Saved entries
⟨

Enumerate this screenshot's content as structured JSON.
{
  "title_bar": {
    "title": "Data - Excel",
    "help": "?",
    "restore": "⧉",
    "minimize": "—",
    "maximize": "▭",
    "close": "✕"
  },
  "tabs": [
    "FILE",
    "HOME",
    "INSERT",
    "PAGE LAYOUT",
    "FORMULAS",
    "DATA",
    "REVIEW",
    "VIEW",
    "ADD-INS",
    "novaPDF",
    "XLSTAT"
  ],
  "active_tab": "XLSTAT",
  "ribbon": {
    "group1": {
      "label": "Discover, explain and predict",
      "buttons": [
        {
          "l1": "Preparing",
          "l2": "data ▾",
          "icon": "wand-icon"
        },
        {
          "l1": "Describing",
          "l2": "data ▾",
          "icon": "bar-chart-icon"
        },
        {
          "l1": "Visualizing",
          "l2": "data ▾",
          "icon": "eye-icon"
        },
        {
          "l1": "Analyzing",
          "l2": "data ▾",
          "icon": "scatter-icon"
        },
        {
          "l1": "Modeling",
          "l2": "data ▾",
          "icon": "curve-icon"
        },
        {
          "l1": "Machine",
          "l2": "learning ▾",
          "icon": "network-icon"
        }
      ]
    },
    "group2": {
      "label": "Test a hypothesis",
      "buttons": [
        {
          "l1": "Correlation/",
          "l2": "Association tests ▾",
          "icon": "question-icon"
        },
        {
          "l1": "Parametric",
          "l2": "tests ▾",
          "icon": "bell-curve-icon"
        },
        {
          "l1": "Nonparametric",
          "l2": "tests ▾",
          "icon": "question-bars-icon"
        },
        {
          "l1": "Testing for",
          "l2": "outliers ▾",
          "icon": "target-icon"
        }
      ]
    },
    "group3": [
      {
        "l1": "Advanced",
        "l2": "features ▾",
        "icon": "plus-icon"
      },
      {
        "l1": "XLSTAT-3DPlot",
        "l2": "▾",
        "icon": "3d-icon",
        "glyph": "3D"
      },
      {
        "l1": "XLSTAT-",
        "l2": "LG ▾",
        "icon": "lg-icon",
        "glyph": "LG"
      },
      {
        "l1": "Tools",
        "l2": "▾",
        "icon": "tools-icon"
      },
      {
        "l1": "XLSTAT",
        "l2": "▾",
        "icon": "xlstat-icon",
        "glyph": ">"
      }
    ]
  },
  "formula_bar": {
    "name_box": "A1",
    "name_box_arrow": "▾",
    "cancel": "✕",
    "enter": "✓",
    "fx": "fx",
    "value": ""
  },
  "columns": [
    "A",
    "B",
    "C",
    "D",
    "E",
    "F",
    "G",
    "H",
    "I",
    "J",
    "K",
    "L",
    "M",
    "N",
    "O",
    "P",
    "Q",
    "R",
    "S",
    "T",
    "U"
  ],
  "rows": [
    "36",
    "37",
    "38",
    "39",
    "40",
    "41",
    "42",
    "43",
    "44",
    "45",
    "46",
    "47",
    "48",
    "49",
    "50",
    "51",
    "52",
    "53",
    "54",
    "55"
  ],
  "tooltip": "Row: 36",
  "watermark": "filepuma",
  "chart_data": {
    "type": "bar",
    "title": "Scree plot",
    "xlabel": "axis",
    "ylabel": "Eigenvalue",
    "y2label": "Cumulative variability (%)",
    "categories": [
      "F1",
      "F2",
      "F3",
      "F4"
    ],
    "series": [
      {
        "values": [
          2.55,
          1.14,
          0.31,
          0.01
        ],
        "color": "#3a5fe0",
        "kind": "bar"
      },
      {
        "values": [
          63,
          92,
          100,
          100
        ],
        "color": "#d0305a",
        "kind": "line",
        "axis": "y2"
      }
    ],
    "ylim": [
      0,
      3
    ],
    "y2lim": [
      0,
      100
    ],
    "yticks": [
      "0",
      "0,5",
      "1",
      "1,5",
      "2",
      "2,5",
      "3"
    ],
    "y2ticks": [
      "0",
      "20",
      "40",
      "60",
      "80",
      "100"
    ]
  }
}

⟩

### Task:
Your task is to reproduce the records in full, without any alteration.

### Task output:
Enumerate this screenshot's content as structured JSON.
{
  "title_bar": {
    "title": "Data - Excel",
    "help": "?",
    "restore": "⧉",
    "minimize": "—",
    "maximize": "▭",
    "close": "✕"
  },
  "tabs": [
    "FILE",
    "HOME",
    "INSERT",
    "PAGE LAYOUT",
    "FORMULAS",
    "DATA",
    "REVIEW",
    "VIEW",
    "ADD-INS",
    "novaPDF",
    "XLSTAT"
  ],
  "active_tab": "XLSTAT",
  "ribbon": {
    "group1": {
      "label": "Discover, explain and predict",
      "buttons": [
        {
          "l1": "Preparing",
          "l2": "data ▾",
          "icon": "wand-icon"
        },
        {
          "l1": "Describing",
          "l2": "data ▾",
          "icon": "bar-chart-icon"
        },
        {
          "l1": "Visualizing",
          "l2": "data ▾",
          "icon": "eye-icon"
        },
        {
          "l1": "Analyzing",
          "l2": "data ▾",
          "icon": "scatter-icon"
        },
        {
          "l1": "Modeling",
          "l2": "data ▾",
          "icon": "curve-icon"
        },
        {
          "l1": "Machine",
          "l2": "learning ▾",
          "icon": "network-icon"
        }
      ]
    },
    "group2": {
      "label": "Test a hypothesis",
      "buttons": [
        {
          "l1": "Correlation/",
          "l2": "Association tests ▾",
          "icon": "question-icon"
        },
        {
          "l1": "Parametric",
          "l2": "tests ▾",
          "icon": "bell-curve-icon"
        },
        {
          "l1": "Nonparametric",
          "l2": "tests ▾",
          "icon": "question-bars-icon"
        },
        {
          "l1": "Testing for",
          "l2": "outliers ▾",
          "icon": "target-icon"
        }
      ]
    },
    "group3": [
      {
        "l1": "Advanced",
        "l2": "features ▾",
        "icon": "plus-icon"
      },
      {
        "l1": "XLSTAT-3DPlot",
        "l2": "▾",
        "icon": "3d-icon",
        "glyph": "3D"
      },
      {
        "l1": "XLSTAT-",
        "l2": "LG ▾",
        "icon": "lg-icon",
        "glyph": "LG"
      },
      {
        "l1": "Tools",
        "l2": "▾",
        "icon": "tools-icon"
      },
      {
        "l1": "XLSTAT",
        "l2": "▾",
        "icon": "xlstat-icon",
        "glyph": ">"
      }
    ]
  },
  "formula_bar": {
    "name_box": "A1",
    "name_box_arrow": "▾",
    "cancel": "✕",
    "enter": "✓",
    "fx": "fx",
    "value": ""
  },
  "columns": [
    "A",
    "B",
    "C",
    "D",
    "E",
    "F",
    "G",
    "H",
    "I",
    "J",
    "K",
    "L",
    "M",
    "N",
    "O",
    "P",
    "Q",
    "R",
    "S",
    "T",
    "U"
  ],
  "rows": [
    "36",
    "37",
    "38",
    "39",
    "40",
    "41",
    "42",
    "43",
    "44",
    "45",
    "46",
    "47",
    "48",
    "49",
    "50",
    "51",
    "52",
    "53",
    "54",
    "55"
  ],
  "tooltip": "Row: 36",
  "watermark": "filepuma",
  "chart_data": {
    "type": "bar",
    "title": "Scree plot",
    "xlabel": "axis",
    "ylabel": "Eigenvalue",
    "y2label": "Cumulative variability (%)",
    "categories": [
      "F1",
      "F2",
      "F3",
      "F4"
    ],
    "series": [
      {
        "values": [
          2.55,
          1.14,
          0.31,
          0.01
        ],
        "color": "#3a5fe0",
        "kind": "bar"
      },
      {
        "values": [
          63,
          92,
          100,
          100
        ],
        "color": "#d0305a",
        "kind": "line",
        "axis": "y2"
      }
    ],
    "ylim": [
      0,
      3
    ],
    "y2lim": [
      0,
      100
    ],
    "yticks": [
      "0",
      "0,5",
      "1",
      "1,5",
      "2",
      "2,5",
      "3"
    ],
    "y2ticks": [
      "0",
      "20",
      "40",
      "60",
      "80",
      "100"
    ]
  }
}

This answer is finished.